DATA TO USE START

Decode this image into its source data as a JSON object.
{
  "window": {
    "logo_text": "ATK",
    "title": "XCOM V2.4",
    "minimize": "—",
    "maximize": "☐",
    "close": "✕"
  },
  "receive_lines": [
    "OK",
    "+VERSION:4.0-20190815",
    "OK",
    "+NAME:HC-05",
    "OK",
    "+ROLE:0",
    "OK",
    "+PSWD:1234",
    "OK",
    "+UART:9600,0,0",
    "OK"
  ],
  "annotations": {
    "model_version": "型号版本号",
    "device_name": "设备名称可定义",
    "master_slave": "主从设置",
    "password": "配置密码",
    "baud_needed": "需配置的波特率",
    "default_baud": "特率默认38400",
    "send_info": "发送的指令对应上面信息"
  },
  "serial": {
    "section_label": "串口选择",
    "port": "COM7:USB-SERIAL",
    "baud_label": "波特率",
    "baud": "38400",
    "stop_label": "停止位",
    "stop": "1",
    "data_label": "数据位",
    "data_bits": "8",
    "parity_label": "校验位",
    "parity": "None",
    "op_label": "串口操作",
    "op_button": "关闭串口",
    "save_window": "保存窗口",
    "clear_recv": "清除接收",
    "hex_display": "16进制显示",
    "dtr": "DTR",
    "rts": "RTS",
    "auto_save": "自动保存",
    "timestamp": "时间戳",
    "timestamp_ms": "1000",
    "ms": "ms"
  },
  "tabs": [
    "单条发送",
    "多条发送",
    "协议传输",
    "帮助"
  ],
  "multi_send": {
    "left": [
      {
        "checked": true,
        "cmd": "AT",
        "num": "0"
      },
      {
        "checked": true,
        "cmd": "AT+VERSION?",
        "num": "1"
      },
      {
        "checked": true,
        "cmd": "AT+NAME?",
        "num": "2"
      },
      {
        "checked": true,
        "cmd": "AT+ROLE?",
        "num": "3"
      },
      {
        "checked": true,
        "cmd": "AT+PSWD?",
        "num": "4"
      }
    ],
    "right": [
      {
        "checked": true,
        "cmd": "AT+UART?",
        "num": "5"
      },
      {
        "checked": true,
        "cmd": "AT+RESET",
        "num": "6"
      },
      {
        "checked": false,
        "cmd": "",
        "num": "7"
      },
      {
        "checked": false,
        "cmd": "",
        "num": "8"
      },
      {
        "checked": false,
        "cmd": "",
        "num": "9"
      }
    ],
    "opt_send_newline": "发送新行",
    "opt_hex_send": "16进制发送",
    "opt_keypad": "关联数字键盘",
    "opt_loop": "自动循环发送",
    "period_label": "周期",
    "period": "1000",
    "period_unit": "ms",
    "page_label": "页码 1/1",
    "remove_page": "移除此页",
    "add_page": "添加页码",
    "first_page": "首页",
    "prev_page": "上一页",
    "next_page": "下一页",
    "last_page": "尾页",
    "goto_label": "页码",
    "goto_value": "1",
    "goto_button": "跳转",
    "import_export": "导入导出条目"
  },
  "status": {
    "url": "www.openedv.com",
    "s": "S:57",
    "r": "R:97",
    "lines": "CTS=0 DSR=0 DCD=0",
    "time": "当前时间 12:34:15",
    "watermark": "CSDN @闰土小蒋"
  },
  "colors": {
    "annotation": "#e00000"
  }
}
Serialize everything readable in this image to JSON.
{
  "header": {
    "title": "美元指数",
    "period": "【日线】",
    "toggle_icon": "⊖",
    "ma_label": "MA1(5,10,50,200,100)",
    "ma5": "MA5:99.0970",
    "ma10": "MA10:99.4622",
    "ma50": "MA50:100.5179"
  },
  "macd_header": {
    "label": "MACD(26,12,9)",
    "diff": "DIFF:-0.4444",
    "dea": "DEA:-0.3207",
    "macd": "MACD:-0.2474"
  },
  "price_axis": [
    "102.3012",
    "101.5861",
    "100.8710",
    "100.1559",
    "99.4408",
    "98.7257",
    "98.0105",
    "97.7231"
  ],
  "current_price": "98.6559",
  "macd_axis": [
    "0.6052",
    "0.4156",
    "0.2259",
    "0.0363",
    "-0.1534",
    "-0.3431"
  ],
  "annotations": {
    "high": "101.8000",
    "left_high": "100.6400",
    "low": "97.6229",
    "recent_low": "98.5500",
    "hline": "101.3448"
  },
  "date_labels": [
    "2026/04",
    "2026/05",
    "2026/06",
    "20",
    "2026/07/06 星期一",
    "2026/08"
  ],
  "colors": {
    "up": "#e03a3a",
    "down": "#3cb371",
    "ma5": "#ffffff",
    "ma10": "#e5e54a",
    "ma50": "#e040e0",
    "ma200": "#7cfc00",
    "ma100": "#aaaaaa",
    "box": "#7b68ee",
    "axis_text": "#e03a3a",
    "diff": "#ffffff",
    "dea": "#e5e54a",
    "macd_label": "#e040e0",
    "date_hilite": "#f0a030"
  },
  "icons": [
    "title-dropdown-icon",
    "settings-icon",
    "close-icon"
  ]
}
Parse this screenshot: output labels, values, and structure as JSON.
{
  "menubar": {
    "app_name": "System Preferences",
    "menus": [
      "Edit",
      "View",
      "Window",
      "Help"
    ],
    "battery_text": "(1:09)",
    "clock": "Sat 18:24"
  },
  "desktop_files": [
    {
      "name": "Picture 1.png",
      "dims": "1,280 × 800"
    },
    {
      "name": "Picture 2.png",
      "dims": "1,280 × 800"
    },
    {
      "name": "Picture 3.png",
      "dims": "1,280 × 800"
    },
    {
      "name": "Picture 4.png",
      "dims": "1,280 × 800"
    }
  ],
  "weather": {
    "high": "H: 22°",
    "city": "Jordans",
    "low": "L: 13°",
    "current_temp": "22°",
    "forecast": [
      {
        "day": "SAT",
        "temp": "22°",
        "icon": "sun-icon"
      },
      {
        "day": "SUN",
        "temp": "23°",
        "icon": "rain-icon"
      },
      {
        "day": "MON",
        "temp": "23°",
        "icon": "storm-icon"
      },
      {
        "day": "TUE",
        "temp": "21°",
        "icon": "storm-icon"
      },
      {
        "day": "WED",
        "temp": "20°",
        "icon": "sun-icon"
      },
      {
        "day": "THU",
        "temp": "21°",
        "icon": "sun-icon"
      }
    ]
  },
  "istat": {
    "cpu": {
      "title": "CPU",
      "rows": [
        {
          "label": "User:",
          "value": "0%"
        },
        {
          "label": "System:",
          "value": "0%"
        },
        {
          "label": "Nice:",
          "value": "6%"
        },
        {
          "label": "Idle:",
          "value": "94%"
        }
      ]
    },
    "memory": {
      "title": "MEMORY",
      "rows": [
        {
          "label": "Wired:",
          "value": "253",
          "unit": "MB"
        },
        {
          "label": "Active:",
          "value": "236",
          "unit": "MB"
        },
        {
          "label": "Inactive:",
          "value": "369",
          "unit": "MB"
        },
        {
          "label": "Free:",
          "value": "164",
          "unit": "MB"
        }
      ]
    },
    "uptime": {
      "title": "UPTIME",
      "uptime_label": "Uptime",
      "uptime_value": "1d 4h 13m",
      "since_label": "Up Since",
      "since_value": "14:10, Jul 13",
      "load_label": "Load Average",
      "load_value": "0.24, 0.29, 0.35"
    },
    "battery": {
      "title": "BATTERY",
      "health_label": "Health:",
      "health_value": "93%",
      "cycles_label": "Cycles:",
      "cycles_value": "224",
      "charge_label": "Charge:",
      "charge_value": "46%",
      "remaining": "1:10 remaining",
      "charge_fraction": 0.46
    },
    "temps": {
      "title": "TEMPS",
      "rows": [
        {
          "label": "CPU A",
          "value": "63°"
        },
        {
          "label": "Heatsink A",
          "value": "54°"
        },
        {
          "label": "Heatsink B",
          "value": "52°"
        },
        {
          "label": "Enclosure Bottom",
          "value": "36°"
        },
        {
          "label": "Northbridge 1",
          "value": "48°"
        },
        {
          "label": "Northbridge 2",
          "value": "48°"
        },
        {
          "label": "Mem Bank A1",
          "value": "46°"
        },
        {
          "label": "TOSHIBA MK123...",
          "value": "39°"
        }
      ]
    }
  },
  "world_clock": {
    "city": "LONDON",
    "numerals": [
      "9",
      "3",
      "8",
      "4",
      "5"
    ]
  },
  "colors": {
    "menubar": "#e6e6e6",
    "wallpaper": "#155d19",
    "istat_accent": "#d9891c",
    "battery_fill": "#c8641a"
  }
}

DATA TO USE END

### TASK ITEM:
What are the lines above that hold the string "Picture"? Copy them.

### WRITTEN SOLUTION:
      "name": "Picture 1.png",
      "name": "Picture 2.png",
      "name": "Picture 3.png",
      "name": "Picture 4.png",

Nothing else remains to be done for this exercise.